• [Exercise] Hunt through the entries for the word "JSON" and copy each line in which it appears.

^^^^

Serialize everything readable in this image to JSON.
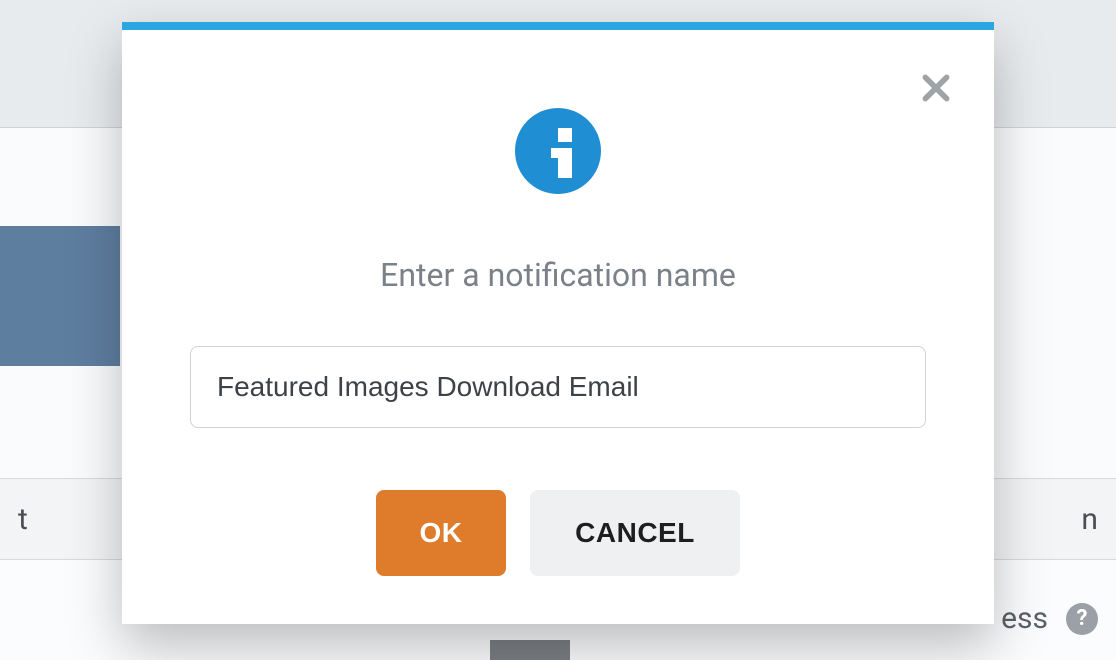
{
  "modal": {
    "accent_color": "#2aa6e1",
    "info_badge_color": "#1f8ed2",
    "prompt": "Enter a notification name",
    "input_value": "Featured Images Download Email",
    "input_placeholder": "",
    "ok_label": "OK",
    "cancel_label": "CANCEL"
  },
  "background": {
    "row_fragment_left": "t",
    "row_fragment_right": "n",
    "bottom_fragment": "ess",
    "help_icon": "?"
  }
}
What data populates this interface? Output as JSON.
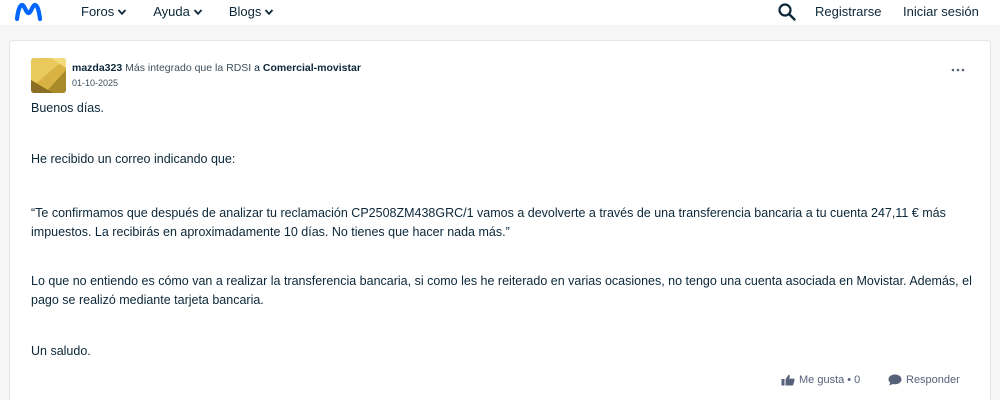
{
  "header": {
    "nav": [
      {
        "label": "Foros"
      },
      {
        "label": "Ayuda"
      },
      {
        "label": "Blogs"
      }
    ],
    "register_label": "Registrarse",
    "login_label": "Iniciar sesión"
  },
  "post": {
    "author": "mazda323",
    "author_role": "Más integrado que la RDSI",
    "board_prefix": "a",
    "board": "Comercial-movistar",
    "date": "01-10-2025",
    "paragraphs": [
      "Buenos días.",
      "He recibido un correo indicando que:",
      "“Te confirmamos que después de analizar tu reclamación CP2508ZM438GRC/1 vamos a devolverte a través de una transferencia bancaria a tu cuenta 247,11 € más impuestos. La recibirás en aproximadamente 10 días. No tienes que hacer nada más.”",
      "Lo que no entiendo es cómo van a realizar la transferencia bancaria, si como les he reiterado en varias ocasiones, no tengo una cuenta asociada en Movistar. Además, el pago se realizó mediante tarjeta bancaria.",
      "Un saludo."
    ],
    "like_label": "Me gusta",
    "like_count": "0",
    "reply_label": "Responder"
  },
  "colors": {
    "brand": "#0066ff",
    "text": "#0b2739",
    "muted": "#58617a"
  }
}
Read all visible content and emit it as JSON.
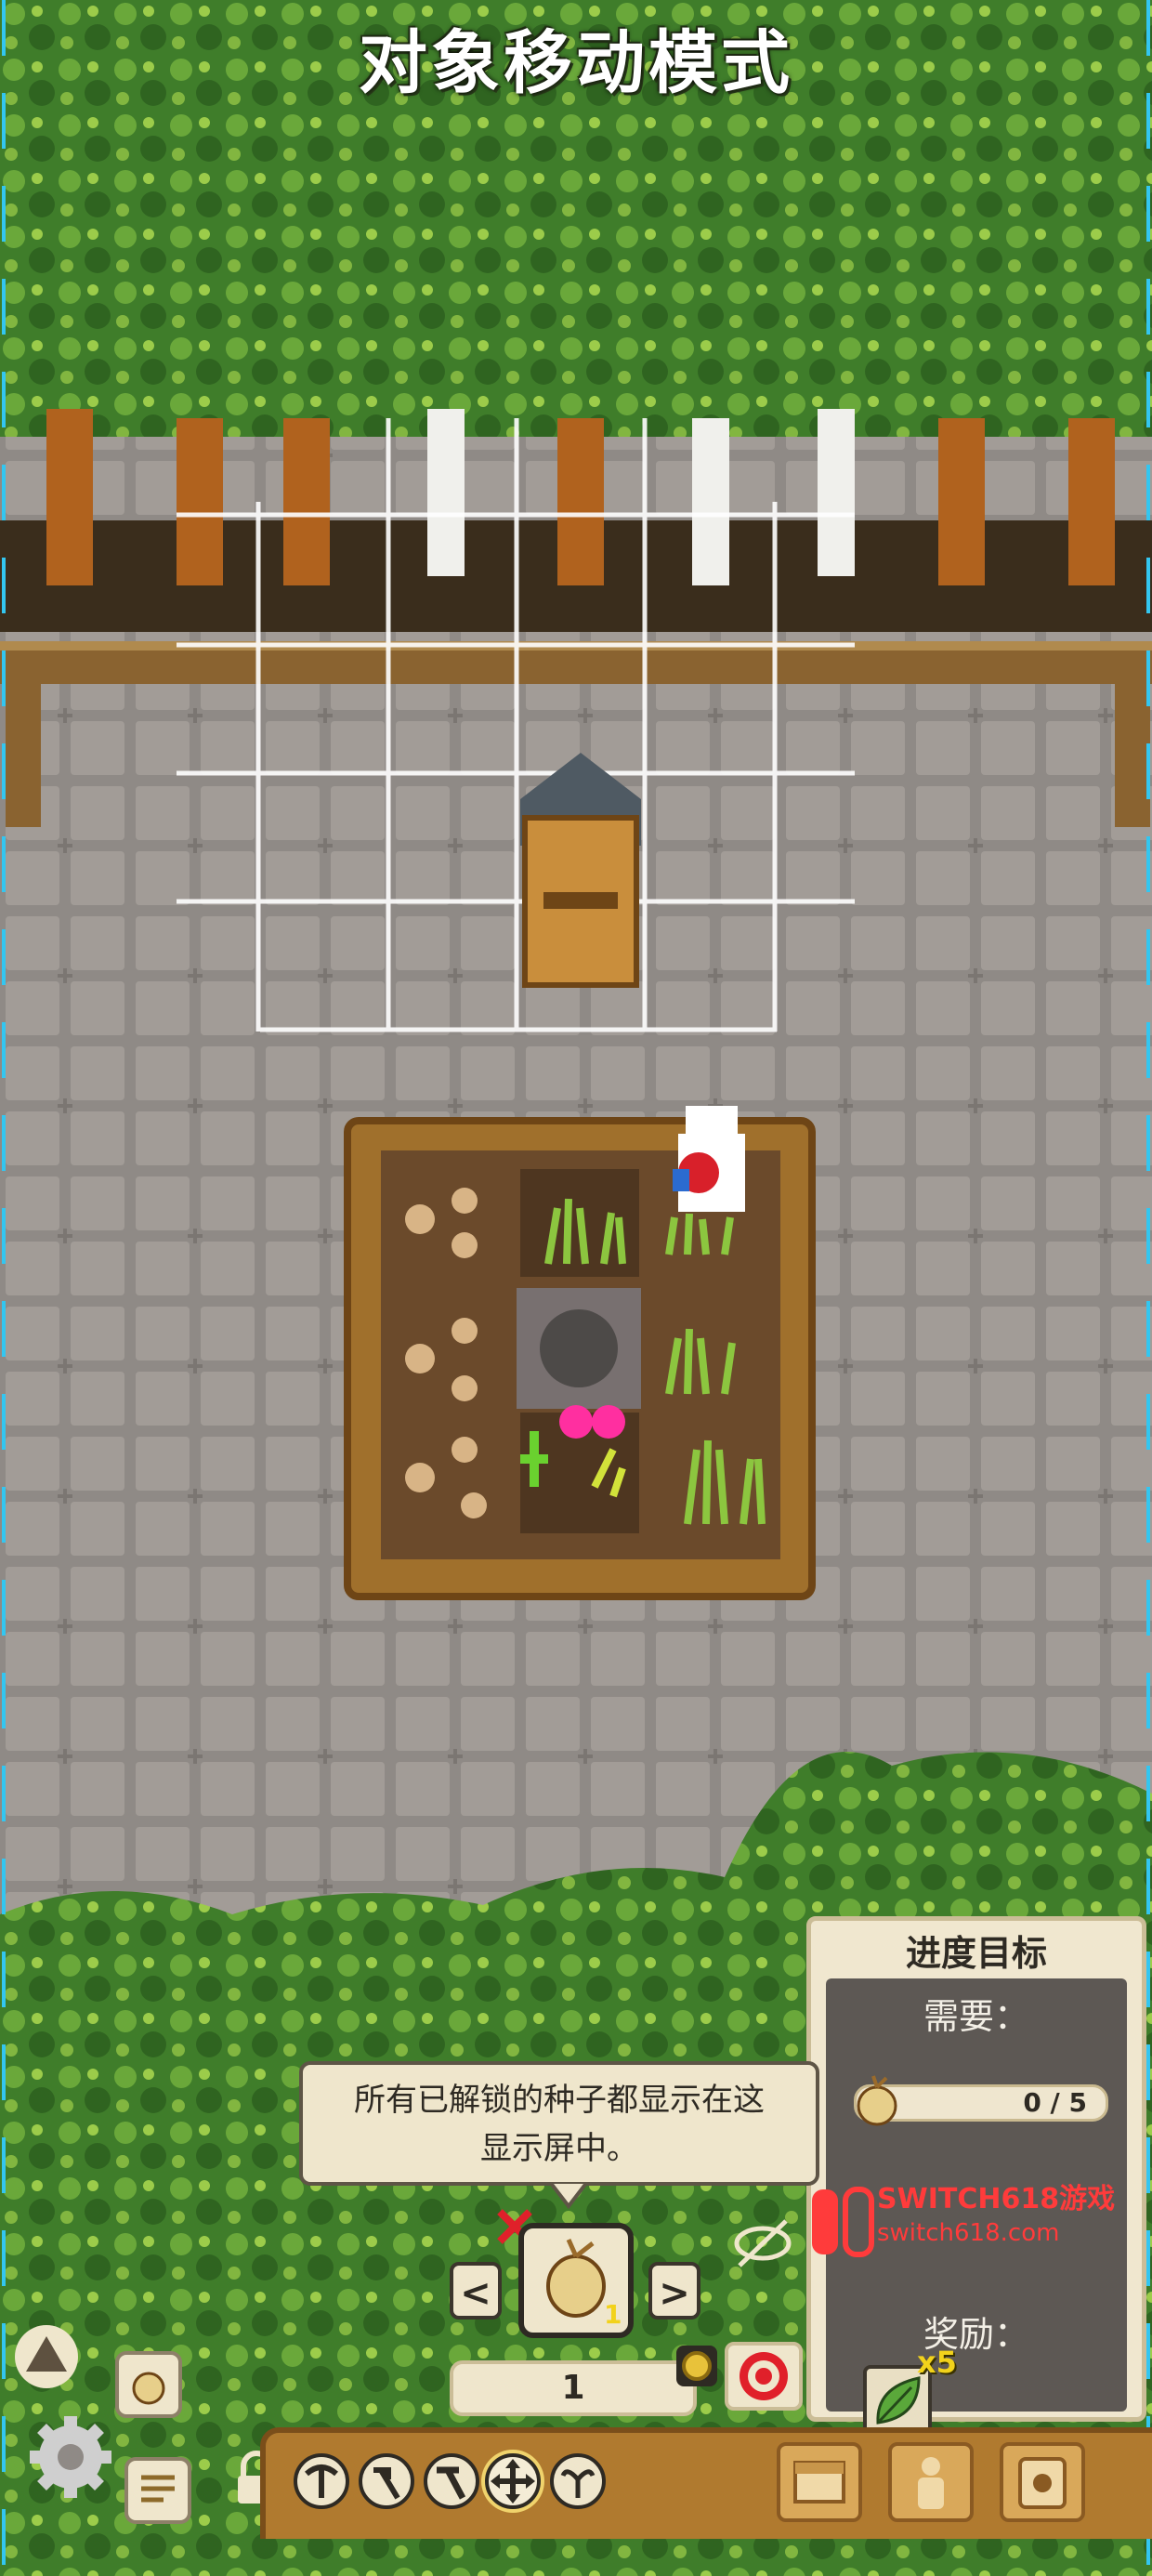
{
  "mode_title": "对象移动模式",
  "goal_panel": {
    "title": "进度目标",
    "need_label": "需要：",
    "progress_text": "0 / 5",
    "progress_fraction": 0,
    "reward_label": "奖励：",
    "reward_qty": "x5",
    "reward_icon": "leaf-icon",
    "required_icon": "seed-pouch-icon"
  },
  "tooltip": {
    "line1": "所有已解锁的种子都显示在这",
    "line2": "显示屏中。"
  },
  "seed_selector": {
    "prev_label": "<",
    "next_label": ">",
    "slot_count": "1",
    "quantity": "1",
    "remove_icon": "remove-x-icon",
    "hide_icon": "eye-slash-icon"
  },
  "toolbar": {
    "tools": [
      "pickaxe-icon",
      "hoe-icon",
      "hammer-icon",
      "move-arrows-icon",
      "sprout-icon"
    ],
    "active_tool": "move-arrows-icon",
    "menus": [
      "storage-icon",
      "character-icon",
      "journal-icon"
    ]
  },
  "side_buttons": [
    "compost-icon",
    "seed-bag-icon",
    "settings-icon",
    "notes-icon",
    "lock-icon"
  ],
  "watermark": {
    "line1": "SWITCH618游戏",
    "line2": "switch618.com"
  },
  "colors": {
    "ground": "#8f8a86",
    "grass": "#3f7d2a",
    "soil": "#6b4a2b",
    "panel": "#f0e7cf",
    "accent_yellow": "#f2d21b",
    "toolbar_wood": "#b07a2f"
  }
}
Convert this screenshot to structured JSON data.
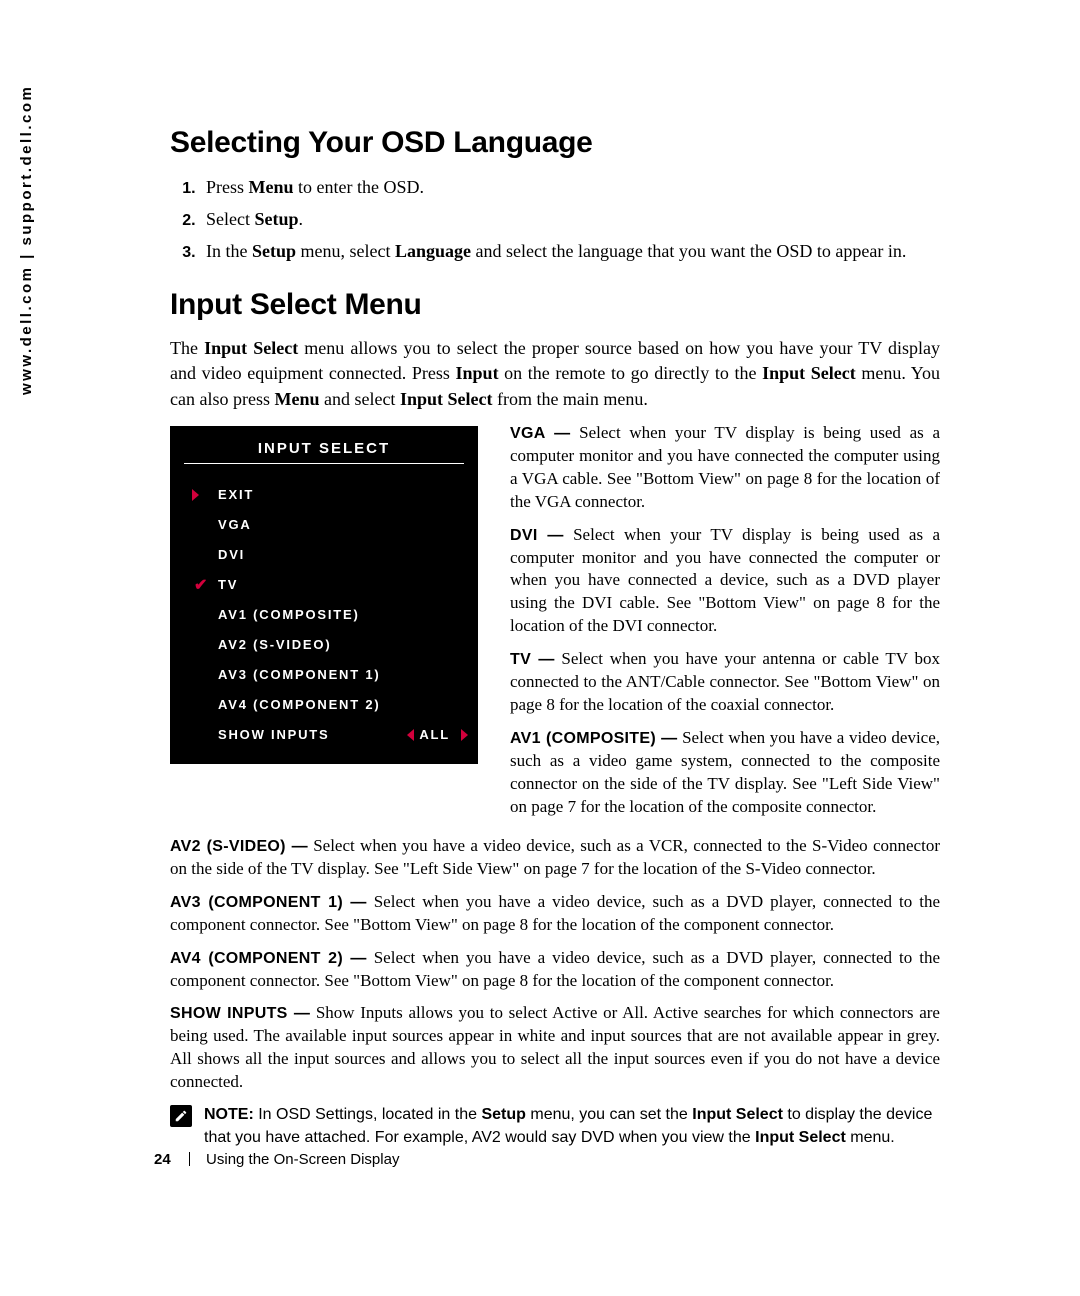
{
  "sidebar_url": "www.dell.com | support.dell.com",
  "heading_osd_lang": "Selecting Your OSD Language",
  "steps": {
    "s1_a": "Press ",
    "s1_b": "Menu",
    "s1_c": " to enter the OSD.",
    "s2_a": "Select ",
    "s2_b": "Setup",
    "s2_c": ".",
    "s3_a": "In the ",
    "s3_b": "Setup",
    "s3_c": " menu, select ",
    "s3_d": "Language",
    "s3_e": " and select the language that you want the OSD to appear in."
  },
  "heading_input_select": "Input Select Menu",
  "intro": {
    "a": "The ",
    "b": "Input Select",
    "c": " menu allows you to select the proper source based on how you have your TV display and video equipment connected. Press ",
    "d": "Input",
    "e": " on the remote to go directly to the ",
    "f": "Input Select",
    "g": " menu. You can also press ",
    "h": "Menu",
    "i": " and select ",
    "j": "Input Select",
    "k": " from the main menu."
  },
  "osd": {
    "title": "INPUT SELECT",
    "items": {
      "exit": "EXIT",
      "vga": "VGA",
      "dvi": "DVI",
      "tv": "TV",
      "av1": "AV1 (COMPOSITE)",
      "av2": "AV2 (S-VIDEO)",
      "av3": "AV3 (COMPONENT 1)",
      "av4": "AV4 (COMPONENT 2)",
      "show": "SHOW INPUTS",
      "show_val": "ALL"
    }
  },
  "defs": {
    "vga": {
      "term": "VGA —",
      "text": " Select when your TV display is being used as a computer monitor and you have connected the computer using a VGA cable. See \"Bottom View\" on page 8 for the location of the VGA connector."
    },
    "dvi": {
      "term": "DVI —",
      "text": " Select when your TV display is being used as a computer monitor and you have connected the computer or when you have connected a device, such as a DVD player using the DVI cable. See \"Bottom View\" on page 8 for the location of the DVI connector."
    },
    "tv": {
      "term": "TV —",
      "text": " Select when you have your antenna or cable TV box connected to the ANT/Cable connector. See \"Bottom View\" on page 8 for the location of the coaxial connector."
    },
    "av1": {
      "term": "AV1 (COMPOSITE) —",
      "text": " Select when you have a video device, such as a video game system, connected to the composite connector on the side of the TV display. See \"Left Side View\" on page 7 for the location of the composite connector."
    },
    "av2": {
      "term": "AV2 (S-VIDEO) —",
      "text": " Select when you have a video device, such as a VCR, connected to the S-Video connector on the side of the TV display. See \"Left Side View\" on page 7 for the location of the S-Video connector."
    },
    "av3": {
      "term": "AV3 (COMPONENT 1) —",
      "text": " Select when you have a video device, such as a DVD player, connected to the component connector. See \"Bottom View\" on page 8 for the location of the component connector."
    },
    "av4": {
      "term": "AV4 (COMPONENT 2) —",
      "text": " Select when you have a video device, such as a DVD player, connected to the component connector. See \"Bottom View\" on page 8 for the location of the component connector."
    },
    "show": {
      "term": "SHOW INPUTS —",
      "text": " Show Inputs allows you to select Active or All. Active searches for which connectors are being used. The available input sources appear in white and input sources that are not available appear in grey. All shows all the input sources and allows you to select all the input sources even if you do not have a device connected."
    }
  },
  "note": {
    "label": "NOTE:",
    "a": " In OSD Settings, located in the ",
    "b": "Setup",
    "c": " menu, you can set the ",
    "d": "Input Select",
    "e": " to display the device that you have attached. For example, AV2 would say DVD when you view the ",
    "f": "Input Select",
    "g": " menu."
  },
  "footer": {
    "page": "24",
    "section": "Using the On-Screen Display"
  }
}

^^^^

• [Result]
Serialize everything readable in this image to JSON.
What data populates this interface? Output as JSON.
Read all visible content and emit it as JSON.
Convert this screenshot to structured JSON data.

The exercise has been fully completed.